Time to Prep for the Summer Season and staying cool.
With high temps in the 80s over the past few weeks here in Virginia, there’s no question that Spring and Summer are on their way into the region. And with that, it means time to get outside and start working on the house for some energy efficiency cooling measures.
Cutting the grass, mulching, weed-pulling, repainting the mailbox, and cleaning your gutters are all on the high priority list.
But this year, add a few more to the list:
1. Change your air filters.
2. Plant deciduous trees near your AC unit, to cool the air that your unit uses.
3. Check around your house for cracks and leaks (Can you see light through the crevice around your door? You might need some weather stripping).
4. Check to make sure the insulation under your house hasn’t fallen out from the floor joists.
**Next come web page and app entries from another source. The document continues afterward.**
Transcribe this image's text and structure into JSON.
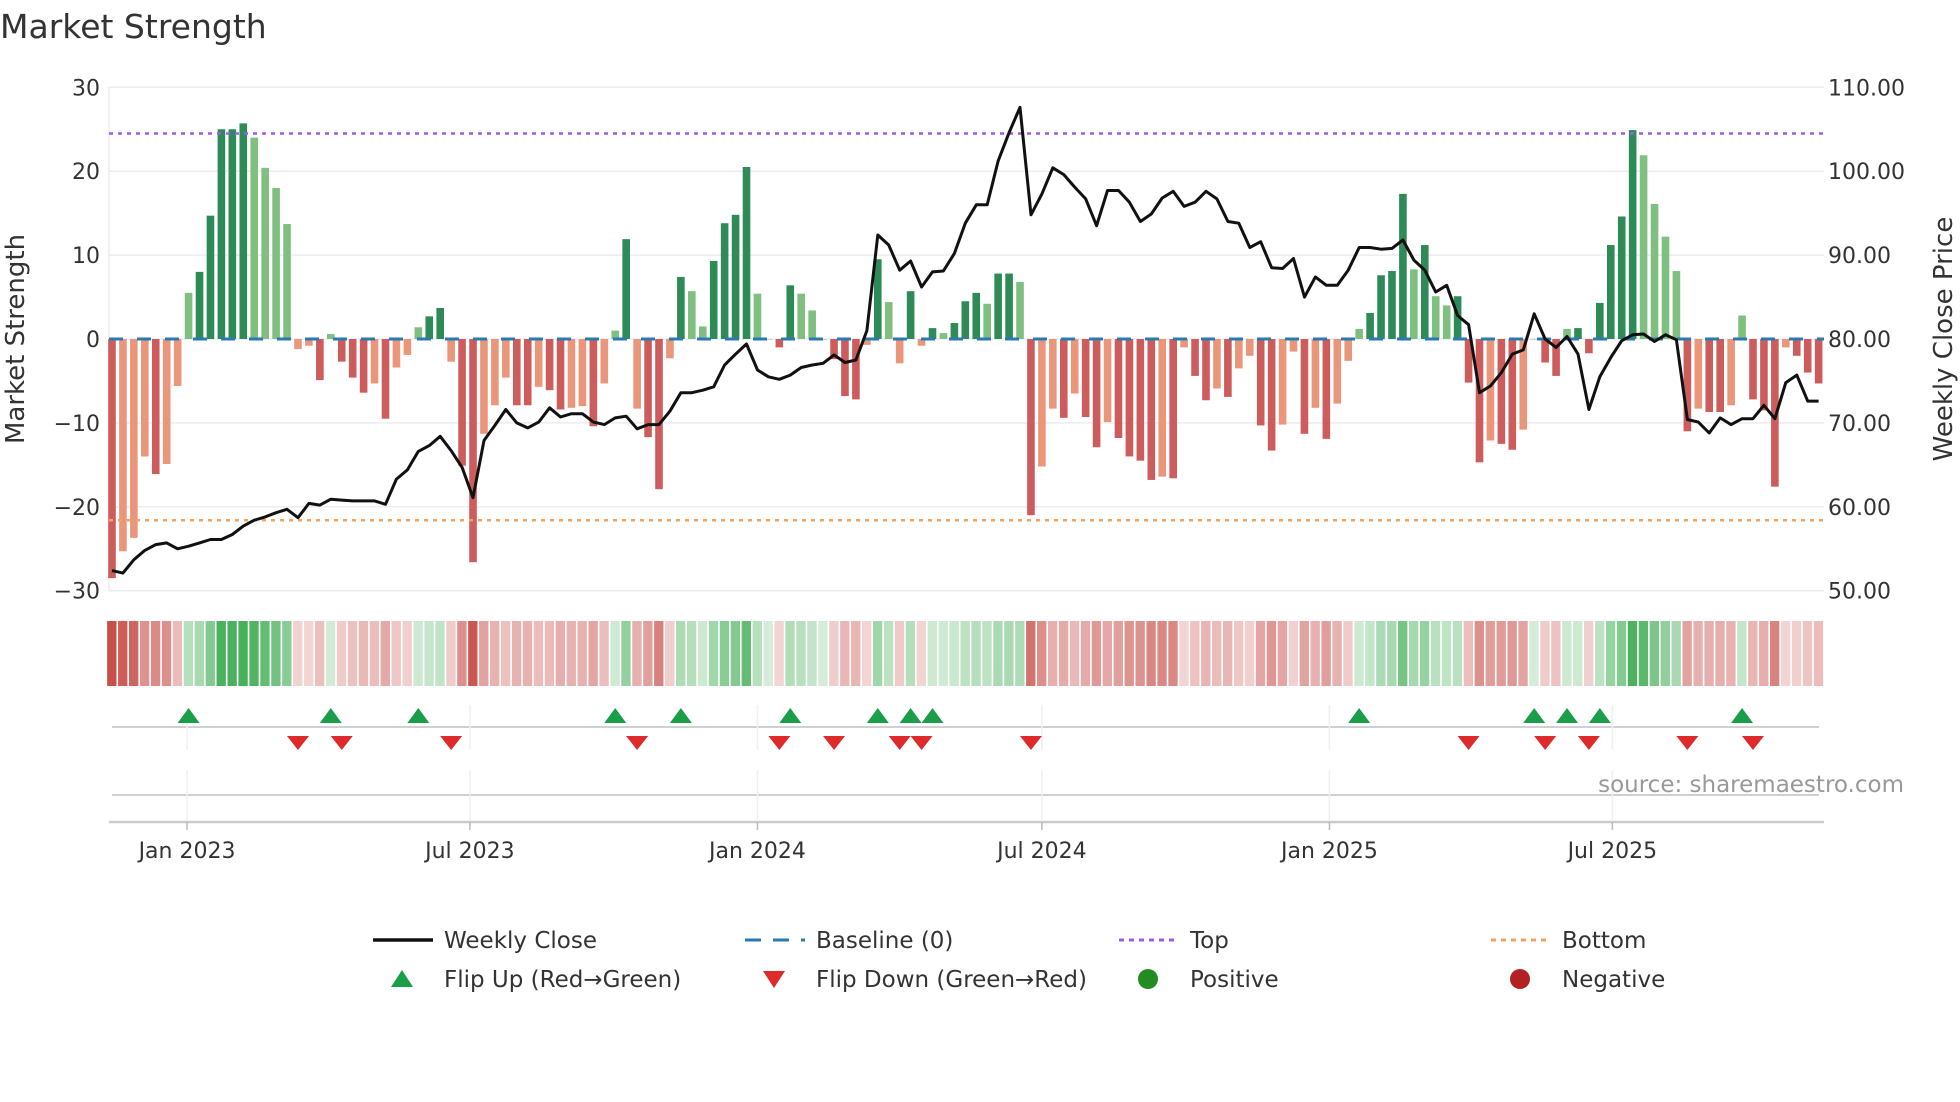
{
  "chart_data": {
    "type": "bar",
    "title": "Market Strength",
    "ylabel": "Market Strength",
    "y2label": "Weekly Close Price",
    "ylim": [
      -30,
      30
    ],
    "y2lim": [
      50,
      110
    ],
    "yticks": [
      "30",
      "20",
      "10",
      "0",
      "−10",
      "−20",
      "−30"
    ],
    "ytick_values": [
      30,
      20,
      10,
      0,
      -10,
      -20,
      -30
    ],
    "y2ticks": [
      "110.00",
      "100.00",
      "90.00",
      "80.00",
      "70.00",
      "60.00",
      "50.00"
    ],
    "y2tick_values": [
      110,
      100,
      90,
      80,
      70,
      60,
      50
    ],
    "x_start": "2022-11-14",
    "x_step_days": 7,
    "xticks": [
      {
        "label": "Jan 2023",
        "date": "2023-01-01"
      },
      {
        "label": "Jul 2023",
        "date": "2023-07-01"
      },
      {
        "label": "Jan 2024",
        "date": "2024-01-01"
      },
      {
        "label": "Jul 2024",
        "date": "2024-07-01"
      },
      {
        "label": "Jan 2025",
        "date": "2025-01-01"
      },
      {
        "label": "Jul 2025",
        "date": "2025-07-01"
      }
    ],
    "top_level": 24.5,
    "bottom_level": -21.6,
    "baseline": 0,
    "strength": [
      -28.5,
      -25.3,
      -23.7,
      -14,
      -16.1,
      -14.9,
      -5.6,
      5.5,
      8,
      14.7,
      25,
      25,
      25.7,
      24,
      20.4,
      18,
      13.7,
      -1.2,
      -0.8,
      -4.9,
      0.6,
      -2.7,
      -4.6,
      -6.4,
      -5.3,
      -9.5,
      -3.4,
      -1.9,
      1.4,
      2.7,
      3.7,
      -2.7,
      -15.1,
      -26.6,
      -11.3,
      -7.9,
      -4.6,
      -7.9,
      -7.9,
      -5.7,
      -6.1,
      -8.4,
      -8.2,
      -8.0,
      -10.4,
      -5.3,
      1,
      11.9,
      -8.3,
      -11.7,
      -17.9,
      -2.3,
      7.4,
      5.7,
      1.5,
      9.3,
      13.8,
      14.8,
      20.5,
      5.4,
      0,
      -1,
      6.4,
      5.4,
      3.4,
      0,
      -2.4,
      -6.8,
      -7.2,
      -0.7,
      9.5,
      4.4,
      -2.9,
      5.7,
      -0.8,
      1.3,
      0.7,
      1.9,
      4.5,
      5.5,
      4.2,
      7.8,
      7.8,
      6.8,
      -21,
      -15.2,
      -8.3,
      -9.4,
      -6.5,
      -9.3,
      -12.9,
      -9.9,
      -11.8,
      -14,
      -14.5,
      -16.8,
      -16.4,
      -16.6,
      -1,
      -4.4,
      -7.3,
      -5.9,
      -6.9,
      -3.5,
      -2,
      -10.3,
      -13.3,
      -10.2,
      -1.5,
      -11.3,
      -8.2,
      -11.9,
      -7.7,
      -2.6,
      1.2,
      3.1,
      7.6,
      8.1,
      17.3,
      8.3,
      11.2,
      5.1,
      4,
      5.1,
      -5.2,
      -14.7,
      -12.1,
      -12.5,
      -13.2,
      -10.8,
      0,
      -2.8,
      -4.4,
      1.2,
      1.3,
      -1.7,
      4.3,
      11.2,
      14.6,
      24.9,
      21.9,
      16.1,
      12.2,
      8.1,
      -11,
      -8.3,
      -8.7,
      -8.7,
      -7.9,
      2.8,
      -7.2,
      -8.5,
      -17.6,
      -1,
      -2,
      -4,
      -5.3
    ],
    "weekly_close": [
      52.4,
      52.1,
      53.7,
      54.8,
      55.5,
      55.7,
      55.0,
      55.3,
      55.7,
      56.1,
      56.1,
      56.7,
      57.7,
      58.4,
      58.8,
      59.3,
      59.7,
      58.7,
      60.4,
      60.2,
      60.9,
      60.8,
      60.7,
      60.7,
      60.7,
      60.3,
      63.3,
      64.4,
      66.6,
      67.3,
      68.4,
      66.7,
      64.7,
      61.1,
      67.9,
      69.7,
      71.6,
      70.0,
      69.4,
      70.1,
      71.8,
      70.7,
      71.1,
      71.1,
      70.1,
      69.8,
      70.6,
      70.8,
      69.3,
      69.8,
      69.8,
      71.4,
      73.6,
      73.6,
      73.9,
      74.3,
      76.9,
      78.2,
      79.4,
      76.3,
      75.5,
      75.2,
      75.7,
      76.6,
      76.9,
      77.1,
      78.1,
      77.2,
      77.5,
      81.0,
      92.4,
      91.2,
      88.2,
      89.3,
      86.2,
      88.0,
      88.1,
      90.2,
      93.8,
      96.0,
      96.0,
      101.2,
      104.6,
      107.6,
      94.8,
      97.3,
      100.4,
      99.6,
      98.1,
      96.7,
      93.5,
      97.7,
      97.7,
      96.3,
      94.0,
      94.9,
      96.8,
      97.6,
      95.8,
      96.3,
      97.6,
      96.7,
      94.0,
      93.8,
      90.9,
      91.6,
      88.5,
      88.4,
      89.6,
      85.0,
      87.4,
      86.4,
      86.4,
      88.2,
      90.9,
      90.9,
      90.7,
      90.8,
      91.8,
      89.4,
      88.2,
      85.6,
      86.4,
      82.8,
      81.7,
      73.6,
      74.4,
      76.0,
      78.2,
      78.7,
      83.0,
      80.0,
      79.0,
      80.3,
      78.2,
      71.6,
      75.5,
      77.8,
      79.8,
      80.5,
      80.6,
      79.7,
      80.5,
      79.9,
      70.4,
      70.1,
      68.8,
      70.6,
      69.8,
      70.5,
      70.5,
      72.1,
      70.5,
      74.8,
      75.7,
      72.6,
      72.6
    ],
    "flip_up_weeks": [
      7,
      20,
      28,
      46,
      52,
      62,
      70,
      73,
      75,
      114,
      130,
      133,
      136,
      149
    ],
    "flip_down_weeks": [
      17,
      21,
      31,
      48,
      61,
      66,
      72,
      74,
      84,
      124,
      131,
      135,
      144,
      150
    ],
    "legend": [
      {
        "label": "Weekly Close",
        "symbol": "line",
        "color": "#111111"
      },
      {
        "label": "Baseline (0)",
        "symbol": "dash",
        "color": "#2a7ab0"
      },
      {
        "label": "Top",
        "symbol": "dot",
        "color": "#9b5de5"
      },
      {
        "label": "Bottom",
        "symbol": "dot",
        "color": "#f4a261"
      },
      {
        "label": "Flip Up (Red→Green)",
        "symbol": "triangle-up",
        "color": "#1a9e4a"
      },
      {
        "label": "Flip Down (Green→Red)",
        "symbol": "triangle-down",
        "color": "#dd2a2a"
      },
      {
        "label": "Positive",
        "symbol": "circle",
        "color": "#228b22"
      },
      {
        "label": "Negative",
        "symbol": "circle",
        "color": "#b22222"
      }
    ],
    "legend_position": "bottom",
    "colors": {
      "pos_dark": "#2e8b57",
      "pos_light": "#7fbf7f",
      "neg_dark": "#cd5c5c",
      "neg_light": "#e9967a"
    },
    "source": "source: sharemaestro.com"
  }
}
5. Clean your ceiling fan blades, and make sure the air is blowing downwards when the fan is on.
6. Change your light bulbs to CFL lights (Think about all the money you can save!).
7. Open your foundation vents.
And here is our popular video on Summer Energy Savings Tips.
Posted by Stephen, www.dom.com
If the video does not open for you, try this link, http://www.youtube.com/watch?v=Z0EZ3nxXctg
Dominion is one of the nation’s largest producers and transporters of energy, with a portfolio of approximately 28,200 megawatts of generation, 11,000 miles of natural gas transmission, gathering and storage pipeline and 6,300 miles of electric transmission lines.
Dominion operates the nation’s largest natural gas storage system with 947 billion cubic feet of storage capacity and serves retail energy customers in 15 states.
Dominion practices environmental stewardship and contributes more than $20 million annually to the environment, education, arts and culture, and health and human services, and energy efficiency.
Dominion’s strategy is to be a leading provider of electricity, natural gas and related services to customers in the energy-intensive Midwest, Mid-Atlantic and Northeast regions of the U.S., a potential market of 50 million homes and businesses where 40 percent of the nation’s energy is consumed.